Campaigning for elections hailed as country's return to democracy was marred by violence but real test lies in parties accepting results.
Bangladeshis vote for a change
DHAKA // Mohammed Sakayet Ullah emerged from the polling booth wearing a smile and an ink stain on his left thumb. Arriving at a polling station in Dhaka's university campus at 7am yesterday, even before the polls opened, he stood for hours in a serpentine queue to cast his vote for a landmark election that is being hailed by civil rights groups as Bangladesh's return to democracy. "The people want change," said Mr Ullah, a 26-year-old postgraduate student. "I am pinning my hopes on these elections for the future of Bangladesh." The elections were due to take place in Jan 2007, but were suspending after months of political turbulence. For the past two years, Bangladesh was ruled by an army-backed caretaker government under an emergency law that curbed fundamental rights.
The polls were marred by violence in the south-west where 18 people were injured in clashes between supporters of rival candidates. The United News of Bangladesh agency reported that the fighting broke out in towns in Madaripur district, 72 kilometres south-west of the capital of Dhaka. Authorities had deployed 650,000 police officers and soldiers across the country to prevent violence and vote fraud in the country. In the run-up to the elections, Dhaka's streets were festooned with campaign flyers dangling from ropes or power cables. At stake are 300 parliamentary seats that 1,500 candidates are vying for. There are 39 political parties contesting elections, but like every previous election, the race is expected to boil down to a battle between Sheikh Hasina and Khaleda Zia, two former prime ministers and staunch political rivals, often portrayed as the "battling begums" by the local media. Sheikh Hasina, who leads the Awami League and forged a 14-party coalition - the Grand Alliance - which swept municipal elections in August, is ahead in the race, according to a poll by the Daily Star newspaper.

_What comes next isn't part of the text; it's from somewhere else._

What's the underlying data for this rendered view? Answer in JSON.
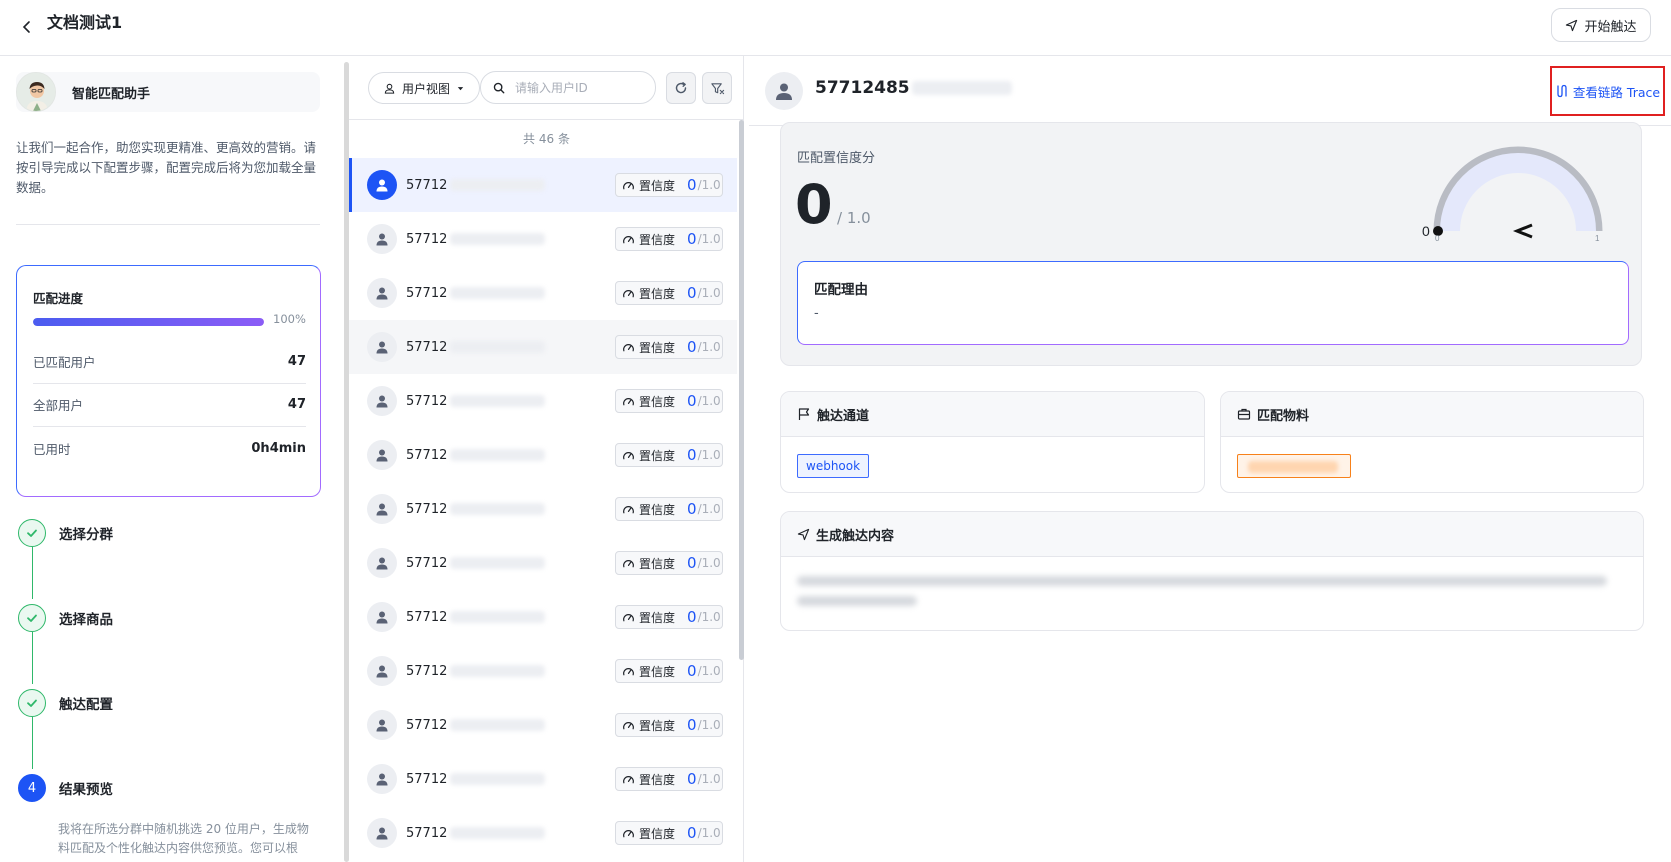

Ms Zia, from the Bangladesh Nationalist Party (BNP), has formed a coalition with three other parties. Despite the violence, the real test, say analysts, will be if both sides accept election results once they are out. Both leaders, who each face corruption charges, alternated leadership in the country between 1991 and 2006. When one assumed office, the political campaigners from the other camp took to the streets, engaging in strikes that left the country paralysed and scared away foreign investors from this impoverished country of 144 million. After Ms Zia's last stint in power ended in 2006, it handed over power to a caretaker government to organise elections, as is the norm. But her archrival, Sheikh Hasina, accused her of loading up the caretaker government with her supporters to manipulate the vote. Campaigners from both sides took to the streets in months of fatal clashes until a military-backed government seized control in Jan 2007. There is some fear that with these elections, Bangladesh might see the return of the same vicious, graft-ridden politics, and candidates with criminal backgrounds might return to the political fray. Bangladesh's Election Commission, which has drawn up a new list of 81 million registered voters for this election, has purged 11 million fake voters from the roll. And the Anti-Corruption Commission said it was determined to prosecute the politicians who have made Bangladesh infamous for being the most corrupt country on earth. Eight campaigners from Jamaat-e-Islami, a political party that is a coalition partner of the BNP, were arrested yesterday morning on "vote buying" charges in a subdistrict called Shathia. The BNP strongly refuted the charges. "At least under the caretaker government in the last two years, safety and security was a given," said Mohammed Amin, 29, who owns a cosmetics store in Chawk Bazar, a crumbling market in Lalbagh in the old town of Dhaka. "I could walk down the street without worrying about pickpockets, chain snatchers and other criminals." A candidate standing in Mr Amin's constituency, Naseeruddin Ahmed Pintu, a former BNP lawmaker, was released a few days ago after being arrested last year on charges of murder and theft. "I don't want criminals to rule over my country," he said. "I expect simple things - prices of food commodities to come down; I want good, corruption-free governance, and most importantly, security for my family." Mr Amin's views are representative of millions of Bangladeshis. About 40 per cent of the country's population languishes below the poverty line. But early yesterday morning, Mr Amin ambled through the narrow, grimy lanes of Lalbagh to the polling station, convinced that he did not want a caretaker government that was not elected by the public. "We don't want a non-representative government," he said. "The most significant and heartening lesson from the two years of emergency rule is that the people of Bangladesh prefer democracy, however flawed, and an elected government to rule them, however inept," said Mahfuz Anam, the editor-publisher of the Daily Star newspaper. email@example.com